I’m issuing a health challenge to the poker community.
My goal is to finish this program and inspire others within the community to start a similar regimen for themselves. Therefore, I have cultivated the following challenge:
1) Start a 3 month fitness program aligned with your goals- (I use Kris Gethin’s 84-day program which can be found here:https://www.bodybuilding.com/fun/kris-gethin-12-week-daily-trainer.html). I love this program because every day of the program has videos detailing the diet and exercise regimen along with several helpful tips throughout the program. Also, he’s doing the program with you which helps keep you on track. The program I’m on is designed for fat loss but if you’re looking to get bulkier that’s also fine. A program I’d recommend for this (which I’ll be taking after this one) is Dr. Jim Stoppani’s shortcut to size which can also be found on bodybuilding.com (https://www.bodybuilding.com/fun/shortcut-to-size.html
My progress can be found on https://www.bodyspace.com/damizz
Update: hurt my back / hip (most likely due to bad form during workout) and have taken the last 2 weeks off from lifting but going to see a physiotherapist when I get back to Vancouver and hopefully hit the gym again ASAP.
Participants will be rated by 4 judges in 3 different categories:
1) Transformation: How has your body changed from the beginning of the program to the end? Take weekly photos! (out of 10 points).
2) Blogging: I want to know about your experiences, the challenges/struggles you face, how you’re feeling, etc. The more in-depth, frequent and creative the better! Doesn’t have to be long or tedious. just specific. (out of 10 points)
3) Stats: I’m a huge stats freak, so I like to keep track of everything. I log my meals, time of meals, supplements I’m taking, workouts I’m doing, progress I’ve made and personally take pictures every day (I want to do a youtube slide in the end) but once a week is more practical. I also weigh myself regularly and update measurements of various muscle groups every few weeks. Record your stats; weight, body fat percentage/ muscle measurements, meal logs, workout logs etc. I’d like to follow your progress. (out of 10 points)
Incentives for winner
I will take the winner of this challenge under my wing and do everything I can to help them improve their poker game. It can be anyone. I will help a losing player become a winning player and a winning player increase their ROI and feel more comfortable at higher stakes. This will include reviewing hand histories, sending hand histories of past online tournaments I’ve played, discussing online/live tournament strategy in-depth and making myself available for questions. I’ll do this for at least a year and probably longer on a less time consuming scale. I’m basically using this challenge to find a student that I can teach everything I know about poker to. There is also a future possibility of a staking arrangement. The idea of teaching someone everything I know about poker and helping them fix their leaks and improve their game drastically is very appealing to me.

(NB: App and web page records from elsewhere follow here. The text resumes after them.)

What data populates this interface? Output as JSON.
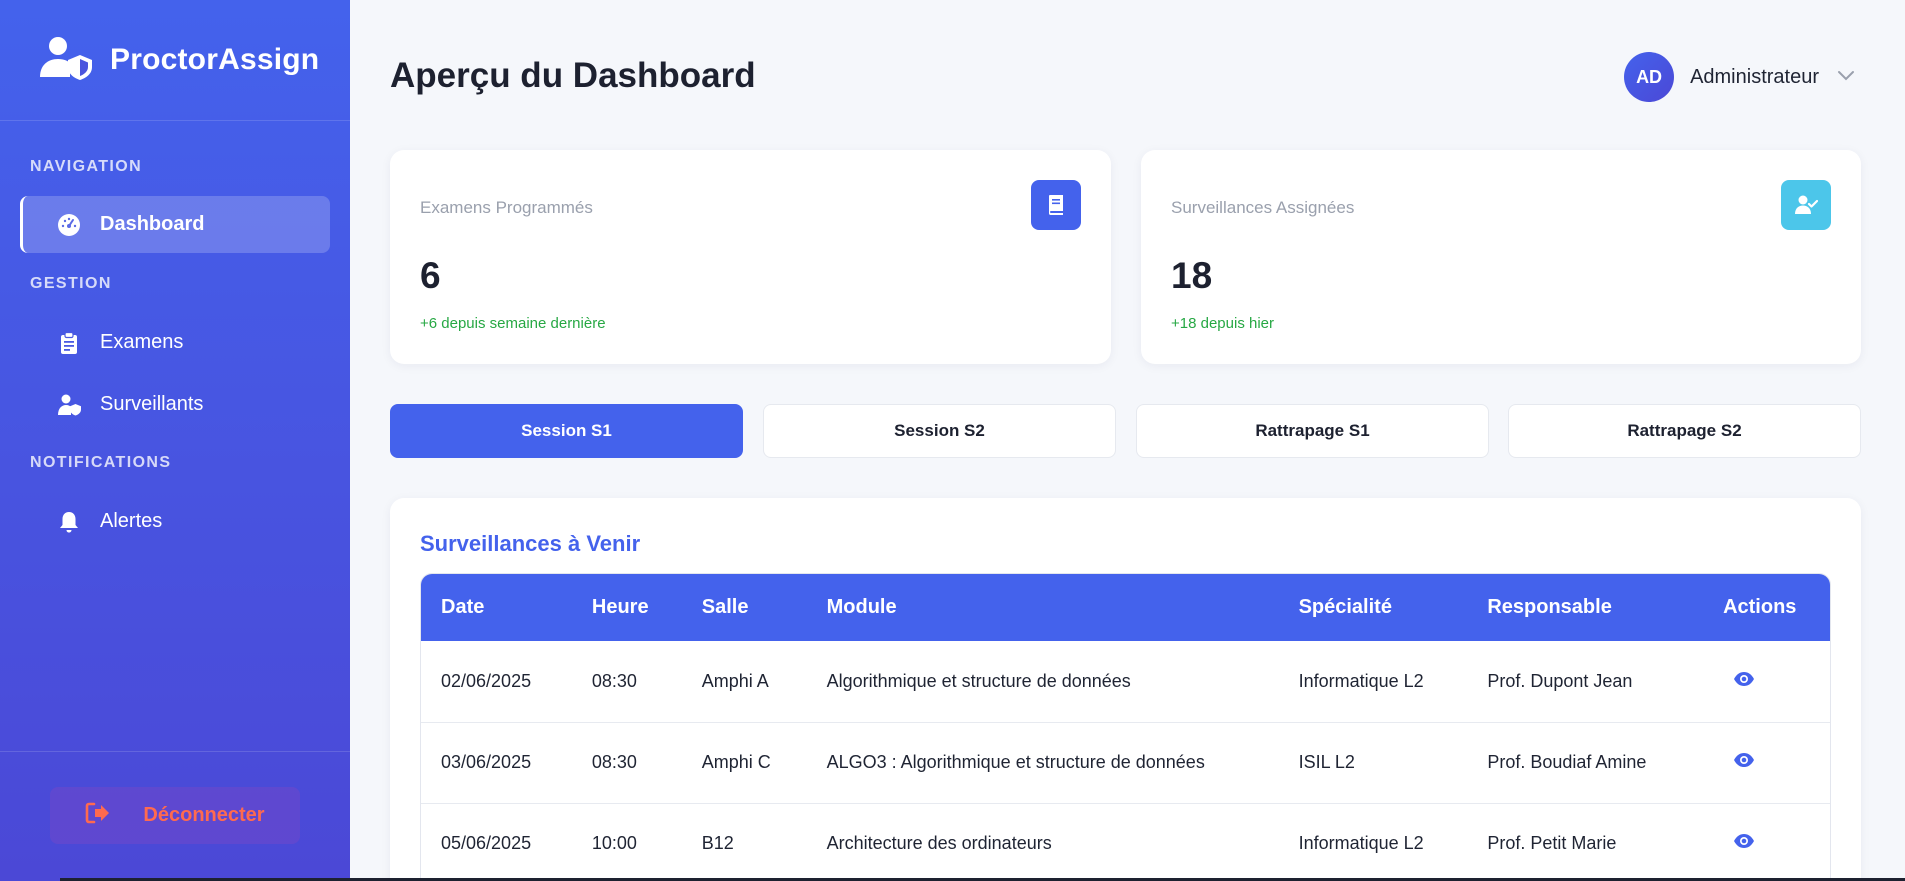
{
  "sidebar": {
    "brand": "ProctorAssign",
    "sections": {
      "navigation": "NAVIGATION",
      "gestion": "GESTION",
      "notifications": "NOTIFICATIONS"
    },
    "items": {
      "dashboard": "Dashboard",
      "examens": "Examens",
      "surveillants": "Surveillants",
      "alertes": "Alertes"
    },
    "logout": "Déconnecter"
  },
  "header": {
    "title": "Aperçu du Dashboard",
    "user_initials": "AD",
    "user_name": "Administrateur"
  },
  "stats": [
    {
      "label": "Examens Programmés",
      "value": "6",
      "delta": "+6 depuis semaine dernière",
      "icon": "book-icon",
      "color": "#4462ec"
    },
    {
      "label": "Surveillances Assignées",
      "value": "18",
      "delta": "+18 depuis hier",
      "icon": "user-check-icon",
      "color": "#4cc6ea"
    }
  ],
  "tabs": [
    "Session S1",
    "Session S2",
    "Rattrapage S1",
    "Rattrapage S2"
  ],
  "active_tab": "Session S1",
  "panel": {
    "title": "Surveillances à Venir",
    "columns": [
      "Date",
      "Heure",
      "Salle",
      "Module",
      "Spécialité",
      "Responsable",
      "Actions"
    ],
    "rows": [
      {
        "date": "02/06/2025",
        "heure": "08:30",
        "salle": "Amphi A",
        "module": "Algorithmique et structure de données",
        "specialite": "Informatique L2",
        "responsable": "Prof. Dupont Jean"
      },
      {
        "date": "03/06/2025",
        "heure": "08:30",
        "salle": "Amphi C",
        "module": "ALGO3 : Algorithmique et structure de données",
        "specialite": "ISIL L2",
        "responsable": "Prof. Boudiaf Amine"
      },
      {
        "date": "05/06/2025",
        "heure": "10:00",
        "salle": "B12",
        "module": "Architecture des ordinateurs",
        "specialite": "Informatique L2",
        "responsable": "Prof. Petit Marie"
      }
    ]
  },
  "colors": {
    "primary": "#4462ec",
    "accent": "#4cc6ea",
    "success": "#27a844",
    "danger": "#ff6a4f"
  }
}
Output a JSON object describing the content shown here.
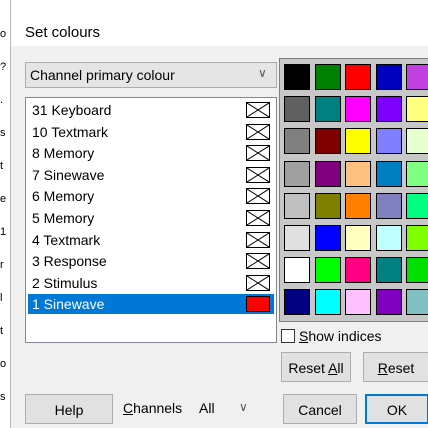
{
  "left_strip": [
    "o",
    "?",
    ".",
    "s",
    "t",
    "e",
    "1",
    "r",
    "l",
    "t",
    "o",
    "s"
  ],
  "title": "Set colours",
  "channel_select": {
    "value": "Channel primary colour"
  },
  "channels": [
    {
      "label": "31 Keyboard"
    },
    {
      "label": "10 Textmark"
    },
    {
      "label": "8 Memory"
    },
    {
      "label": "7 Sinewave"
    },
    {
      "label": "6 Memory"
    },
    {
      "label": "5 Memory"
    },
    {
      "label": "4 Textmark"
    },
    {
      "label": "3 Response"
    },
    {
      "label": "2 Stimulus"
    },
    {
      "label": "1 Sinewave",
      "selected": true,
      "color": "#ff0000"
    }
  ],
  "palette": [
    [
      "#000000",
      "#008000",
      "#ff0000",
      "#0000c0",
      "#c040e0"
    ],
    [
      "#606060",
      "#008080",
      "#ff00ff",
      "#8000ff",
      "#ffff80"
    ],
    [
      "#808080",
      "#800000",
      "#ffff00",
      "#8080ff",
      "#e8ffd0"
    ],
    [
      "#a0a0a0",
      "#800080",
      "#ffc080",
      "#0080c0",
      "#80ff80"
    ],
    [
      "#c0c0c0",
      "#808000",
      "#ff8000",
      "#8080c0",
      "#00ff80"
    ],
    [
      "#e0e0e0",
      "#0000ff",
      "#ffffc0",
      "#c0ffff",
      "#80ff00"
    ],
    [
      "#ffffff",
      "#00ff00",
      "#ff0080",
      "#008080",
      "#00e000"
    ],
    [
      "#000080",
      "#00ffff",
      "#ffc0ff",
      "#8000c0",
      "#80c0c0"
    ]
  ],
  "show_indices": {
    "label": "Show indices",
    "checked": false
  },
  "buttons": {
    "reset_all": "Reset All",
    "reset": "Reset",
    "help": "Help",
    "cancel": "Cancel",
    "ok": "OK"
  },
  "channels_filter": {
    "label": "Channels",
    "value": "All"
  },
  "icons": {
    "dropdown": "chevron-down-icon"
  }
}
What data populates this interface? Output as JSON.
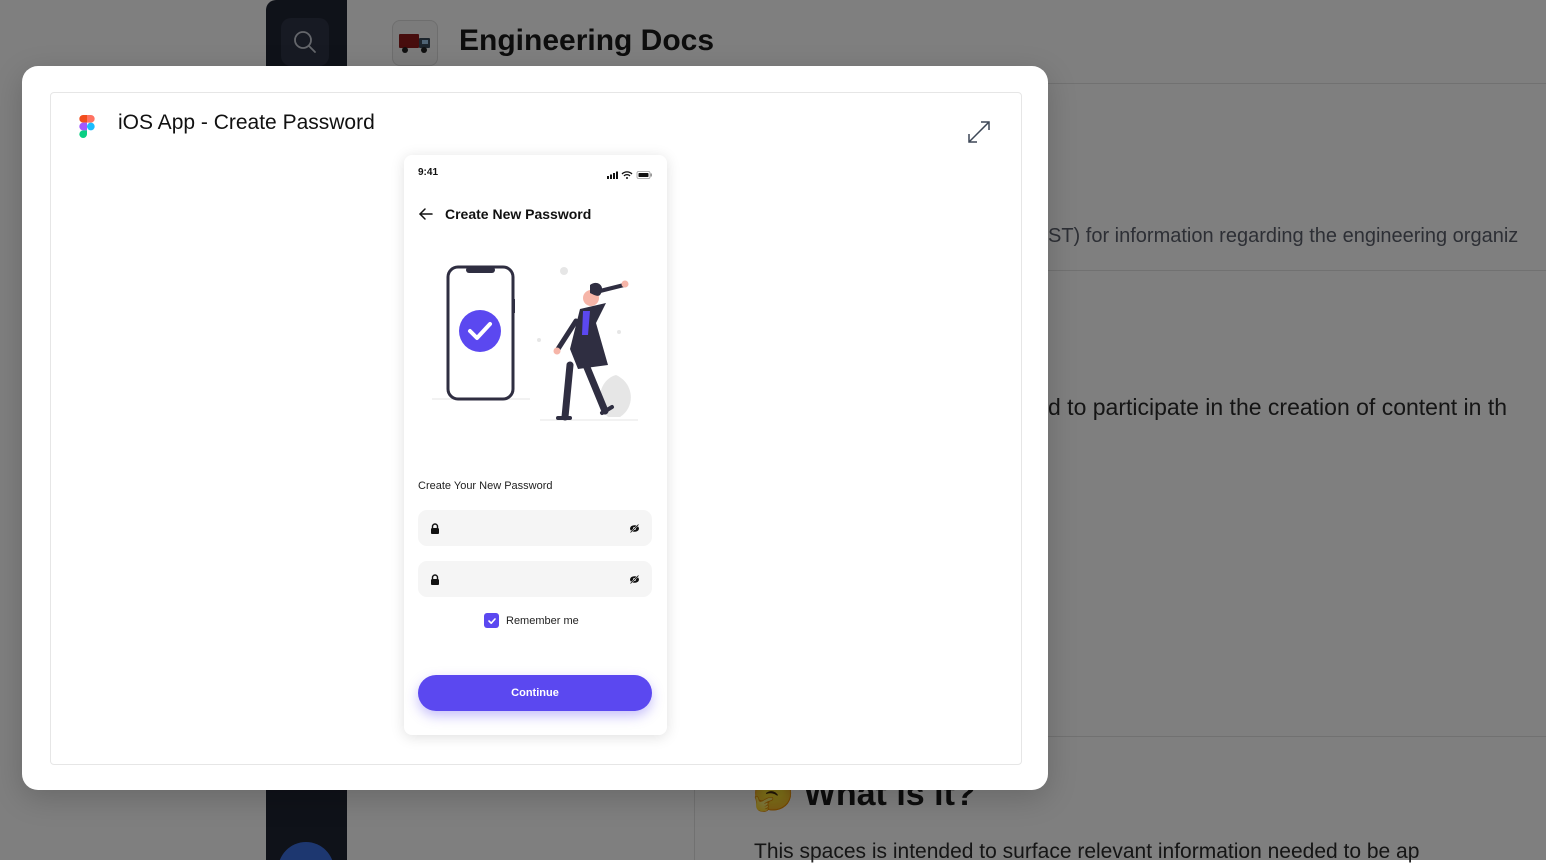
{
  "background": {
    "space_title": "Engineering Docs",
    "space_icon": "truck-icon",
    "content_line_1": "ST) for information regarding the engineering organiz",
    "content_line_2": "d to participate in the creation of content in th",
    "section_heading": "🤔 What is it?",
    "section_paragraph": "This spaces is intended to surface relevant information needed to be ap"
  },
  "modal": {
    "embed_title": "iOS App - Create Password",
    "embed_source_icon": "figma-logo-icon",
    "expand_icon": "expand-icon"
  },
  "phone": {
    "status_time": "9:41",
    "screen_title": "Create New Password",
    "field_label": "Create Your New Password",
    "password_1_value": "",
    "password_2_value": "",
    "remember_label": "Remember me",
    "remember_checked": true,
    "continue_label": "Continue"
  },
  "colors": {
    "accent": "#5b48f0",
    "sidebar": "#1f2433",
    "overlay": "rgba(0,0,0,0.5)"
  }
}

Incentives for everyone
All participants have the option of getting one online tournament hand history reviewed in depth for every 3 weeks they’re in the program.
*If you’d like to start this program send a “before” picture to firstname.lastname@example.org no later than May 10th, 2012 holding current newspaper (participants will also be asked to vid skype for verification)